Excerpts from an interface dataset

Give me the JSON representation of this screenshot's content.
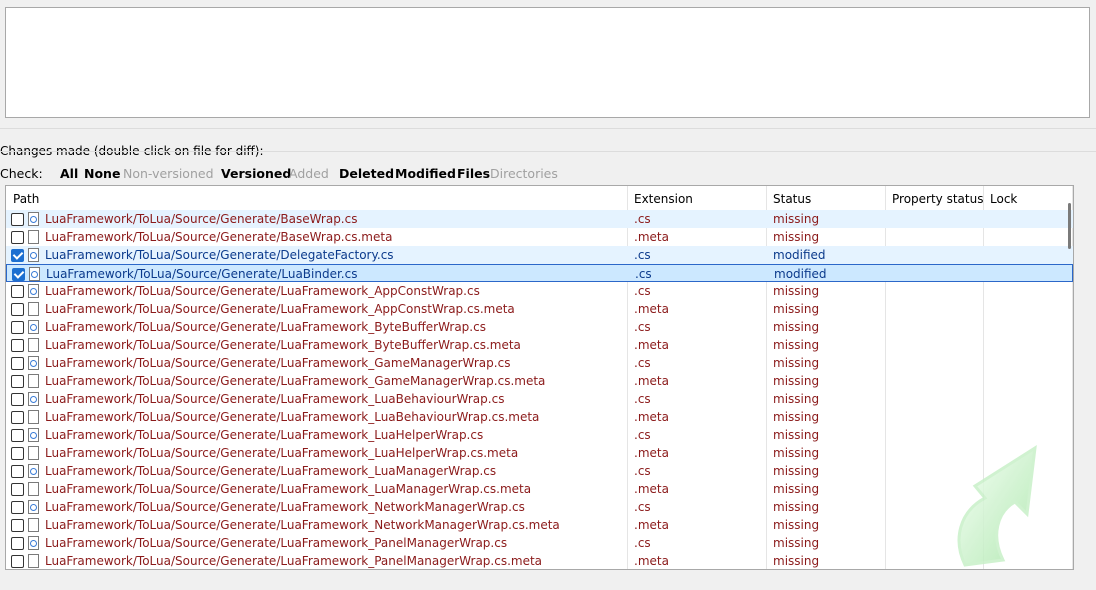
{
  "changes_label": "Changes made (double-click on file for diff):",
  "filters": {
    "check_label": "Check:",
    "all": "All",
    "none": "None",
    "non_versioned": "Non-versioned",
    "versioned": "Versioned",
    "added": "Added",
    "deleted": "Deleted",
    "modified": "Modified",
    "files": "Files",
    "directories": "Directories"
  },
  "columns": {
    "path": "Path",
    "extension": "Extension",
    "status": "Status",
    "property_status": "Property status",
    "lock": "Lock"
  },
  "rows": [
    {
      "checked": false,
      "icon": "cs-file-icon",
      "path": "LuaFramework/ToLua/Source/Generate/BaseWrap.cs",
      "ext": ".cs",
      "status": "missing",
      "state": "hover"
    },
    {
      "checked": false,
      "icon": "file-icon",
      "path": "LuaFramework/ToLua/Source/Generate/BaseWrap.cs.meta",
      "ext": ".meta",
      "status": "missing",
      "state": ""
    },
    {
      "checked": true,
      "icon": "cs-file-icon",
      "path": "LuaFramework/ToLua/Source/Generate/DelegateFactory.cs",
      "ext": ".cs",
      "status": "modified",
      "state": "hover"
    },
    {
      "checked": true,
      "icon": "cs-file-icon",
      "path": "LuaFramework/ToLua/Source/Generate/LuaBinder.cs",
      "ext": ".cs",
      "status": "modified",
      "state": "selected"
    },
    {
      "checked": false,
      "icon": "cs-file-icon",
      "path": "LuaFramework/ToLua/Source/Generate/LuaFramework_AppConstWrap.cs",
      "ext": ".cs",
      "status": "missing",
      "state": ""
    },
    {
      "checked": false,
      "icon": "file-icon",
      "path": "LuaFramework/ToLua/Source/Generate/LuaFramework_AppConstWrap.cs.meta",
      "ext": ".meta",
      "status": "missing",
      "state": ""
    },
    {
      "checked": false,
      "icon": "cs-file-icon",
      "path": "LuaFramework/ToLua/Source/Generate/LuaFramework_ByteBufferWrap.cs",
      "ext": ".cs",
      "status": "missing",
      "state": ""
    },
    {
      "checked": false,
      "icon": "file-icon",
      "path": "LuaFramework/ToLua/Source/Generate/LuaFramework_ByteBufferWrap.cs.meta",
      "ext": ".meta",
      "status": "missing",
      "state": ""
    },
    {
      "checked": false,
      "icon": "cs-file-icon",
      "path": "LuaFramework/ToLua/Source/Generate/LuaFramework_GameManagerWrap.cs",
      "ext": ".cs",
      "status": "missing",
      "state": ""
    },
    {
      "checked": false,
      "icon": "file-icon",
      "path": "LuaFramework/ToLua/Source/Generate/LuaFramework_GameManagerWrap.cs.meta",
      "ext": ".meta",
      "status": "missing",
      "state": ""
    },
    {
      "checked": false,
      "icon": "cs-file-icon",
      "path": "LuaFramework/ToLua/Source/Generate/LuaFramework_LuaBehaviourWrap.cs",
      "ext": ".cs",
      "status": "missing",
      "state": ""
    },
    {
      "checked": false,
      "icon": "file-icon",
      "path": "LuaFramework/ToLua/Source/Generate/LuaFramework_LuaBehaviourWrap.cs.meta",
      "ext": ".meta",
      "status": "missing",
      "state": ""
    },
    {
      "checked": false,
      "icon": "cs-file-icon",
      "path": "LuaFramework/ToLua/Source/Generate/LuaFramework_LuaHelperWrap.cs",
      "ext": ".cs",
      "status": "missing",
      "state": ""
    },
    {
      "checked": false,
      "icon": "file-icon",
      "path": "LuaFramework/ToLua/Source/Generate/LuaFramework_LuaHelperWrap.cs.meta",
      "ext": ".meta",
      "status": "missing",
      "state": ""
    },
    {
      "checked": false,
      "icon": "cs-file-icon",
      "path": "LuaFramework/ToLua/Source/Generate/LuaFramework_LuaManagerWrap.cs",
      "ext": ".cs",
      "status": "missing",
      "state": ""
    },
    {
      "checked": false,
      "icon": "file-icon",
      "path": "LuaFramework/ToLua/Source/Generate/LuaFramework_LuaManagerWrap.cs.meta",
      "ext": ".meta",
      "status": "missing",
      "state": ""
    },
    {
      "checked": false,
      "icon": "cs-file-icon",
      "path": "LuaFramework/ToLua/Source/Generate/LuaFramework_NetworkManagerWrap.cs",
      "ext": ".cs",
      "status": "missing",
      "state": ""
    },
    {
      "checked": false,
      "icon": "file-icon",
      "path": "LuaFramework/ToLua/Source/Generate/LuaFramework_NetworkManagerWrap.cs.meta",
      "ext": ".meta",
      "status": "missing",
      "state": ""
    },
    {
      "checked": false,
      "icon": "cs-file-icon",
      "path": "LuaFramework/ToLua/Source/Generate/LuaFramework_PanelManagerWrap.cs",
      "ext": ".cs",
      "status": "missing",
      "state": ""
    },
    {
      "checked": false,
      "icon": "file-icon",
      "path": "LuaFramework/ToLua/Source/Generate/LuaFramework_PanelManagerWrap.cs.meta",
      "ext": ".meta",
      "status": "missing",
      "state": ""
    }
  ],
  "colors": {
    "missing_text": "#8b1a1a",
    "modified_text": "#0b3a8c",
    "selection_bg": "#cce8ff",
    "hover_bg": "#e5f3ff",
    "checkbox_on": "#1c6fd1"
  },
  "watermark_icon": "tortoisesvn-commit-arrow-icon"
}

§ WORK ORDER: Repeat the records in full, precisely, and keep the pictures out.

§ WRITTEN SOLUTION:
Give me the JSON representation of this screenshot's content.
{
  "changes_label": "Changes made (double-click on file for diff):",
  "filters": {
    "check_label": "Check:",
    "all": "All",
    "none": "None",
    "non_versioned": "Non-versioned",
    "versioned": "Versioned",
    "added": "Added",
    "deleted": "Deleted",
    "modified": "Modified",
    "files": "Files",
    "directories": "Directories"
  },
  "columns": {
    "path": "Path",
    "extension": "Extension",
    "status": "Status",
    "property_status": "Property status",
    "lock": "Lock"
  },
  "rows": [
    {
      "checked": false,
      "icon": "cs-file-icon",
      "path": "LuaFramework/ToLua/Source/Generate/BaseWrap.cs",
      "ext": ".cs",
      "status": "missing",
      "state": "hover"
    },
    {
      "checked": false,
      "icon": "file-icon",
      "path": "LuaFramework/ToLua/Source/Generate/BaseWrap.cs.meta",
      "ext": ".meta",
      "status": "missing",
      "state": ""
    },
    {
      "checked": true,
      "icon": "cs-file-icon",
      "path": "LuaFramework/ToLua/Source/Generate/DelegateFactory.cs",
      "ext": ".cs",
      "status": "modified",
      "state": "hover"
    },
    {
      "checked": true,
      "icon": "cs-file-icon",
      "path": "LuaFramework/ToLua/Source/Generate/LuaBinder.cs",
      "ext": ".cs",
      "status": "modified",
      "state": "selected"
    },
    {
      "checked": false,
      "icon": "cs-file-icon",
      "path": "LuaFramework/ToLua/Source/Generate/LuaFramework_AppConstWrap.cs",
      "ext": ".cs",
      "status": "missing",
      "state": ""
    },
    {
      "checked": false,
      "icon": "file-icon",
      "path": "LuaFramework/ToLua/Source/Generate/LuaFramework_AppConstWrap.cs.meta",
      "ext": ".meta",
      "status": "missing",
      "state": ""
    },
    {
      "checked": false,
      "icon": "cs-file-icon",
      "path": "LuaFramework/ToLua/Source/Generate/LuaFramework_ByteBufferWrap.cs",
      "ext": ".cs",
      "status": "missing",
      "state": ""
    },
    {
      "checked": false,
      "icon": "file-icon",
      "path": "LuaFramework/ToLua/Source/Generate/LuaFramework_ByteBufferWrap.cs.meta",
      "ext": ".meta",
      "status": "missing",
      "state": ""
    },
    {
      "checked": false,
      "icon": "cs-file-icon",
      "path": "LuaFramework/ToLua/Source/Generate/LuaFramework_GameManagerWrap.cs",
      "ext": ".cs",
      "status": "missing",
      "state": ""
    },
    {
      "checked": false,
      "icon": "file-icon",
      "path": "LuaFramework/ToLua/Source/Generate/LuaFramework_GameManagerWrap.cs.meta",
      "ext": ".meta",
      "status": "missing",
      "state": ""
    },
    {
      "checked": false,
      "icon": "cs-file-icon",
      "path": "LuaFramework/ToLua/Source/Generate/LuaFramework_LuaBehaviourWrap.cs",
      "ext": ".cs",
      "status": "missing",
      "state": ""
    },
    {
      "checked": false,
      "icon": "file-icon",
      "path": "LuaFramework/ToLua/Source/Generate/LuaFramework_LuaBehaviourWrap.cs.meta",
      "ext": ".meta",
      "status": "missing",
      "state": ""
    },
    {
      "checked": false,
      "icon": "cs-file-icon",
      "path": "LuaFramework/ToLua/Source/Generate/LuaFramework_LuaHelperWrap.cs",
      "ext": ".cs",
      "status": "missing",
      "state": ""
    },
    {
      "checked": false,
      "icon": "file-icon",
      "path": "LuaFramework/ToLua/Source/Generate/LuaFramework_LuaHelperWrap.cs.meta",
      "ext": ".meta",
      "status": "missing",
      "state": ""
    },
    {
      "checked": false,
      "icon": "cs-file-icon",
      "path": "LuaFramework/ToLua/Source/Generate/LuaFramework_LuaManagerWrap.cs",
      "ext": ".cs",
      "status": "missing",
      "state": ""
    },
    {
      "checked": false,
      "icon": "file-icon",
      "path": "LuaFramework/ToLua/Source/Generate/LuaFramework_LuaManagerWrap.cs.meta",
      "ext": ".meta",
      "status": "missing",
      "state": ""
    },
    {
      "checked": false,
      "icon": "cs-file-icon",
      "path": "LuaFramework/ToLua/Source/Generate/LuaFramework_NetworkManagerWrap.cs",
      "ext": ".cs",
      "status": "missing",
      "state": ""
    },
    {
      "checked": false,
      "icon": "file-icon",
      "path": "LuaFramework/ToLua/Source/Generate/LuaFramework_NetworkManagerWrap.cs.meta",
      "ext": ".meta",
      "status": "missing",
      "state": ""
    },
    {
      "checked": false,
      "icon": "cs-file-icon",
      "path": "LuaFramework/ToLua/Source/Generate/LuaFramework_PanelManagerWrap.cs",
      "ext": ".cs",
      "status": "missing",
      "state": ""
    },
    {
      "checked": false,
      "icon": "file-icon",
      "path": "LuaFramework/ToLua/Source/Generate/LuaFramework_PanelManagerWrap.cs.meta",
      "ext": ".meta",
      "status": "missing",
      "state": ""
    }
  ],
  "colors": {
    "missing_text": "#8b1a1a",
    "modified_text": "#0b3a8c",
    "selection_bg": "#cce8ff",
    "hover_bg": "#e5f3ff",
    "checkbox_on": "#1c6fd1"
  },
  "watermark_icon": "tortoisesvn-commit-arrow-icon"
}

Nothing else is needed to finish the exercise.